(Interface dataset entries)

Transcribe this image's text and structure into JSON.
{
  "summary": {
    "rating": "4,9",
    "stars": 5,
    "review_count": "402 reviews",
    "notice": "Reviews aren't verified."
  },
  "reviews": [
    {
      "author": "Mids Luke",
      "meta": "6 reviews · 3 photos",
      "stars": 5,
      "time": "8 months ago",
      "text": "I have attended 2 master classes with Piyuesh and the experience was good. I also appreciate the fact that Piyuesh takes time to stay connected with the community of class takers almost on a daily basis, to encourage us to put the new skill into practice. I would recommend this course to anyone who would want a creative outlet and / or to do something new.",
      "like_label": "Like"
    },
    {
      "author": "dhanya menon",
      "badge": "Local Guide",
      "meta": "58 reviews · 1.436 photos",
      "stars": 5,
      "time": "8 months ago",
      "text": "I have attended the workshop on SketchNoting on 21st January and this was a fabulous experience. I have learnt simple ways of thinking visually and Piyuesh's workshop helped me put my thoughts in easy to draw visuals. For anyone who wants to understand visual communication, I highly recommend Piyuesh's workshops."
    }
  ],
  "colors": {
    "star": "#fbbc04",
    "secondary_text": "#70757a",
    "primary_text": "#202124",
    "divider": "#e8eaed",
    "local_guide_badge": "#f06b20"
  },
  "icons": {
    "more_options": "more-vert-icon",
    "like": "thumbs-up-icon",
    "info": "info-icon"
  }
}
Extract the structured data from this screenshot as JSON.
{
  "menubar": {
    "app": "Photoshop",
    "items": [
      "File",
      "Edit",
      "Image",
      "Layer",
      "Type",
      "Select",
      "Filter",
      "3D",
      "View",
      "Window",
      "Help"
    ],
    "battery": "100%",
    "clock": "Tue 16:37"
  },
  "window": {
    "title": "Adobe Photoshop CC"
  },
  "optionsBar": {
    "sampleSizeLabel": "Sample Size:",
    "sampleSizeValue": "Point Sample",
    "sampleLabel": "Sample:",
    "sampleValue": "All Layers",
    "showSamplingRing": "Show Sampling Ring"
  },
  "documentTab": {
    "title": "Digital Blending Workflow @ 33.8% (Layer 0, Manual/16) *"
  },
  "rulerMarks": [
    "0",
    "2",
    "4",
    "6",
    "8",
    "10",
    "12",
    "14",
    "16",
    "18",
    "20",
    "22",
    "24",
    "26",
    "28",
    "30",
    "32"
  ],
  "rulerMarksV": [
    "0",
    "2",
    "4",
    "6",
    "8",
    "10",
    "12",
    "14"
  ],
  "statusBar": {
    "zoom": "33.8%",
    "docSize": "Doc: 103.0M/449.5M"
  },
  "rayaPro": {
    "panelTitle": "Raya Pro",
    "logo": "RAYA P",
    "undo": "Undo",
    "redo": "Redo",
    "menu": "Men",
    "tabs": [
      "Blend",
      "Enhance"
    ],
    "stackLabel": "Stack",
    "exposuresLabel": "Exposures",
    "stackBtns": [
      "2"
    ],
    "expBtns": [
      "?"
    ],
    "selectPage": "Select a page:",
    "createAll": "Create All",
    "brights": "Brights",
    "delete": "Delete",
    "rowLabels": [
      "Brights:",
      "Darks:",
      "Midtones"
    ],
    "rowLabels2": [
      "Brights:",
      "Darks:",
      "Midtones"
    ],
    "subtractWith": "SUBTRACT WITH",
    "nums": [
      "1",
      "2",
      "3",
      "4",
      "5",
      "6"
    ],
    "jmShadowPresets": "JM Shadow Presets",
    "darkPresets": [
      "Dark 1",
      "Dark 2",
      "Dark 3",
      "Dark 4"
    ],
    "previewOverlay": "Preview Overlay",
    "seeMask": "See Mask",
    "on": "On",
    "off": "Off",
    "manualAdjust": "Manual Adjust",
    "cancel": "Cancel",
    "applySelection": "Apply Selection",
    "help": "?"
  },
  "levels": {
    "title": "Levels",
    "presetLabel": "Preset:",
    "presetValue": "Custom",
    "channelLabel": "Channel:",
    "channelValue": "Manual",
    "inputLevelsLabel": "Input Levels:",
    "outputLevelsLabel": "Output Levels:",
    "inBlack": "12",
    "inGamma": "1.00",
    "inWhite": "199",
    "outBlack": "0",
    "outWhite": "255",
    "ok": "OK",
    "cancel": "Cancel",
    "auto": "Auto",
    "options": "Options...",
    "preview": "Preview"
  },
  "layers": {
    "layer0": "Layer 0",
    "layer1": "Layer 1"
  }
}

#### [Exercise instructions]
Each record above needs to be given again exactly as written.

#### [Exercise response]
Transcribe this image's text and structure into JSON.
{
  "summary": {
    "rating": "4,9",
    "stars": 5,
    "review_count": "402 reviews",
    "notice": "Reviews aren't verified."
  },
  "reviews": [
    {
      "author": "Mids Luke",
      "meta": "6 reviews · 3 photos",
      "stars": 5,
      "time": "8 months ago",
      "text": "I have attended 2 master classes with Piyuesh and the experience was good. I also appreciate the fact that Piyuesh takes time to stay connected with the community of class takers almost on a daily basis, to encourage us to put the new skill into practice. I would recommend this course to anyone who would want a creative outlet and / or to do something new.",
      "like_label": "Like"
    },
    {
      "author": "dhanya menon",
      "badge": "Local Guide",
      "meta": "58 reviews · 1.436 photos",
      "stars": 5,
      "time": "8 months ago",
      "text": "I have attended the workshop on SketchNoting on 21st January and this was a fabulous experience. I have learnt simple ways of thinking visually and Piyuesh's workshop helped me put my thoughts in easy to draw visuals. For anyone who wants to understand visual communication, I highly recommend Piyuesh's workshops."
    }
  ],
  "colors": {
    "star": "#fbbc04",
    "secondary_text": "#70757a",
    "primary_text": "#202124",
    "divider": "#e8eaed",
    "local_guide_badge": "#f06b20"
  },
  "icons": {
    "more_options": "more-vert-icon",
    "like": "thumbs-up-icon",
    "info": "info-icon"
  }
}
Extract the structured data from this screenshot as JSON.
{
  "menubar": {
    "app": "Photoshop",
    "items": [
      "File",
      "Edit",
      "Image",
      "Layer",
      "Type",
      "Select",
      "Filter",
      "3D",
      "View",
      "Window",
      "Help"
    ],
    "battery": "100%",
    "clock": "Tue 16:37"
  },
  "window": {
    "title": "Adobe Photoshop CC"
  },
  "optionsBar": {
    "sampleSizeLabel": "Sample Size:",
    "sampleSizeValue": "Point Sample",
    "sampleLabel": "Sample:",
    "sampleValue": "All Layers",
    "showSamplingRing": "Show Sampling Ring"
  },
  "documentTab": {
    "title": "Digital Blending Workflow @ 33.8% (Layer 0, Manual/16) *"
  },
  "rulerMarks": [
    "0",
    "2",
    "4",
    "6",
    "8",
    "10",
    "12",
    "14",
    "16",
    "18",
    "20",
    "22",
    "24",
    "26",
    "28",
    "30",
    "32"
  ],
  "rulerMarksV": [
    "0",
    "2",
    "4",
    "6",
    "8",
    "10",
    "12",
    "14"
  ],
  "statusBar": {
    "zoom": "33.8%",
    "docSize": "Doc: 103.0M/449.5M"
  },
  "rayaPro": {
    "panelTitle": "Raya Pro",
    "logo": "RAYA P",
    "undo": "Undo",
    "redo": "Redo",
    "menu": "Men",
    "tabs": [
      "Blend",
      "Enhance"
    ],
    "stackLabel": "Stack",
    "exposuresLabel": "Exposures",
    "stackBtns": [
      "2"
    ],
    "expBtns": [
      "?"
    ],
    "selectPage": "Select a page:",
    "createAll": "Create All",
    "brights": "Brights",
    "delete": "Delete",
    "rowLabels": [
      "Brights:",
      "Darks:",
      "Midtones"
    ],
    "rowLabels2": [
      "Brights:",
      "Darks:",
      "Midtones"
    ],
    "subtractWith": "SUBTRACT WITH",
    "nums": [
      "1",
      "2",
      "3",
      "4",
      "5",
      "6"
    ],
    "jmShadowPresets": "JM Shadow Presets",
    "darkPresets": [
      "Dark 1",
      "Dark 2",
      "Dark 3",
      "Dark 4"
    ],
    "previewOverlay": "Preview Overlay",
    "seeMask": "See Mask",
    "on": "On",
    "off": "Off",
    "manualAdjust": "Manual Adjust",
    "cancel": "Cancel",
    "applySelection": "Apply Selection",
    "help": "?"
  },
  "levels": {
    "title": "Levels",
    "presetLabel": "Preset:",
    "presetValue": "Custom",
    "channelLabel": "Channel:",
    "channelValue": "Manual",
    "inputLevelsLabel": "Input Levels:",
    "outputLevelsLabel": "Output Levels:",
    "inBlack": "12",
    "inGamma": "1.00",
    "inWhite": "199",
    "outBlack": "0",
    "outWhite": "255",
    "ok": "OK",
    "cancel": "Cancel",
    "auto": "Auto",
    "options": "Options...",
    "preview": "Preview"
  },
  "layers": {
    "layer0": "Layer 0",
    "layer1": "Layer 1"
  }
}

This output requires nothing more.